This level of depth corresponds to that of the syntax of forms, beyond their semantic associations. It concerns, in short, the order of relationships or connections between objects, rather than the objects themselves. It is at this level that the paradoxes and ambiguities that so fascinate Eisenman arise, for example the oscillations between full and hollow, between additive and subtractive processes, or even better, the effects of superposition and simultaneity between the two. Eisenman initially refers to additive planar structures (through stacking or the stratification of vertical planes) and subtractive volumetric structures (brought about by recesses or incisions within the solid). It is possible that the two structures are practically indistinguishable. This is the meaning of the examples that follow.
The volume-plane ambiguity and the dual readings it generates are at the principle of an abstract kinematics where a façade, for example, can be read indifferently and simultaneously as if it had been augmented and extended by a series of planes, or cropped instead from the outside to reveal an interior volume, perceived as full. Are we dealing with a planar stratification, or a hollowed-out whole? Both readings are possible, and the constant slide from one to the other induces a kind of virtual movement. By engaging in a similar analysis of a construction by Giuseppe Terragni, Eisenman notes that a line of windows intercepting an ambiguous structure, midway between the floor and the ceiling, creates the “condition of a shear” which in turn irresistibly suggests a movement of the entire building onto itself: along the horizontal window slots, “the solid seems to be shifted” (“From Object to Relationship II: Casa Giuliani Frigerio: Giuseppe Terragni Casa Del Fascio”, p. 48). This type of phenomenon is even clearer when we adopt, on a structure dominated by frontality, an oblique point of view (“where the corners are articulated as a meeting of planes rather than as an edge of a volumetric solid”). Full volumes and planes constantly exchange places: “because these solids read as having been moved through a membrane, this gives the facade a planar quality”; “when viewed frontally, the facade can be read as a flattened solid” (ibid., p. 55).
Thus, signs and traces move and come together again; the forms slide over and into each other and redeploy themselves in new dimensions. The space of these virtual movements, all executed at the same time on the plane of conceptual representation, finds its emblem in Necker’s famous cube. Drawn in axonometric perspective, its contradictory directions coexist so obviously that we can maintain the illusion of being able to perceive them at once. This is what “transparency” is about (See Colin Rowe and Robert Slutzky, “Transparency: Literal and Phenomenal”, Perspecta, vol. 8, 1963, p. 45-54).

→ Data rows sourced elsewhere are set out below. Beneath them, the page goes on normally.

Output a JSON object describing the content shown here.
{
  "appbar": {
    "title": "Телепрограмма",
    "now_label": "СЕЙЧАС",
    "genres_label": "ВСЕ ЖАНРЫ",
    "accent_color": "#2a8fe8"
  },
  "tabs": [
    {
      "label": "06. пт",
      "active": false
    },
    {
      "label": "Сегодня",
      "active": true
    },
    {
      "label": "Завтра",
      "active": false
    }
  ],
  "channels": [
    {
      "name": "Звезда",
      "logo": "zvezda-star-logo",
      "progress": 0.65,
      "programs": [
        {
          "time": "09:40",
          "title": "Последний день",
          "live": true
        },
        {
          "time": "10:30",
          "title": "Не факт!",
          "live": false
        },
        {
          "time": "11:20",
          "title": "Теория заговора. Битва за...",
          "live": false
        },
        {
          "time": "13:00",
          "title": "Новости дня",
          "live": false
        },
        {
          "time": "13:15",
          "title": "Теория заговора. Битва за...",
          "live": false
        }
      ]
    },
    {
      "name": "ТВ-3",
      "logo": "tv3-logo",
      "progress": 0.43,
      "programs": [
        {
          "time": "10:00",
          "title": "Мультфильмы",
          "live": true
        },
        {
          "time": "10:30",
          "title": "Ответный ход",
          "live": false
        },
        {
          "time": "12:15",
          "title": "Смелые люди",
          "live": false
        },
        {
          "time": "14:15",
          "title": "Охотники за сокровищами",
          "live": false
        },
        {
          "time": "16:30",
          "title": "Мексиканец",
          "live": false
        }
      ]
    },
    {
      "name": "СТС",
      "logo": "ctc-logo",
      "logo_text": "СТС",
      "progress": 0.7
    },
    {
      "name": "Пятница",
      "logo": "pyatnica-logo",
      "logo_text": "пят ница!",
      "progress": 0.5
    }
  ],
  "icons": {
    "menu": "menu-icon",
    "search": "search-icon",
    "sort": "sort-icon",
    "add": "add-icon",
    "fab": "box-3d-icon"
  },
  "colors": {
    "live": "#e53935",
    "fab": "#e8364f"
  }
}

From the hypercube to Necker’s cube, we cross a threshold of abstraction, or of formality, towards “generic forms” and relational structures, which according to Eisenman, enjoy a “latent” existence under their external appearance. Ultimately, that is what really counts for the artist who engages with an architectural project: the reality of space is intensified by the formal relations implied within in it (Pet “Cardboard Architecture”, Casabella, 374, February 1973, p. 17-31). However, the privileged mode of this intensification is movement. It is the set of implicit movements folded within architectural structure, and manifested conceptually through the play of formal operations, which gives new potential to space and enables us to produce a mental image of the environment that is different from what we actually see. It is a matter of displacing space rather than molding it or giving it shape (“Real and English: Destruction of the Box, 1”, Oppositions, 4, October 1974, p. 5-34). For this reason, the actual movements that result from such a transformation are below or on the threshold of visibility: we could join Bergson in saying that these express absolute mobility—“mobility without something moving”.
This movement, which we should qualify in turn as “generic” also presupposes a relationship with time that is different from the one governing the Renaissance pictorial plane. As a matter of fact, from Palladio onwards, architecture became more and more clearly detached from that temporal order (see “The Representations of Doubt: At the Sign of the Sign”, Rassegna, 9, March 1982. Reproduced in Eisenman Inside Out, op. cit., p. 143-145). Time could no longer the sequential order of the narrative, arranged in scenes and tableaus. With Palladio, it is already something other than the perspectival time organized by a projective space, with its horizons, lines of flight and points “at infinity”, guiding the eye as it explores the painting’s depth of field. As Eisenman understood it, the “architectural promenade” advocated by Le Corbusier had little to do with the system of proportions and geometric relationships characteristic of the pictorial plane of representation: brought back to its formal principle, the idea was to allow a structure to unfold multiply in space and to maintain its different projections in a state of superposition and transparency (Palladio Virtuel, op. cit., p. 13). It remains to be seen which concept of time manages to capture this new situation.
Despite the motor suggestions associated with the term “promenade”, the temporal frame envisaged by Eisenman for architecture is essentially formal: it is the proto-time of the virtual overflow, the floating time of architectural signifiers, constantly displaced and recombined beyond any image; the time of unstable structures and their multiple projections by means of diagrams or “cardboard architecture”. When the building merges with its own axonometric projection, it is possible that a floor transforms into a ceiling on which one can walk (“The Representations of Doubt: At the Sign of the Sign”, in Eisenman Inside Out, op. cit., p. 148-149). But this transformation is instantaneous, it is, so to speak, without memory; it has nothing to do with what could constitute, beyond the architectural form proper, the living experience of the house as a sign of the habitat. With House I and House II, Eisenman pushes this disjunction of form and function to their extreme consequences; he accelerates the dislocation of the image to the extent of making the actual house a representation of its own scale model (ibid., p. 151). Is the time that governs such operations amenable to lived experience?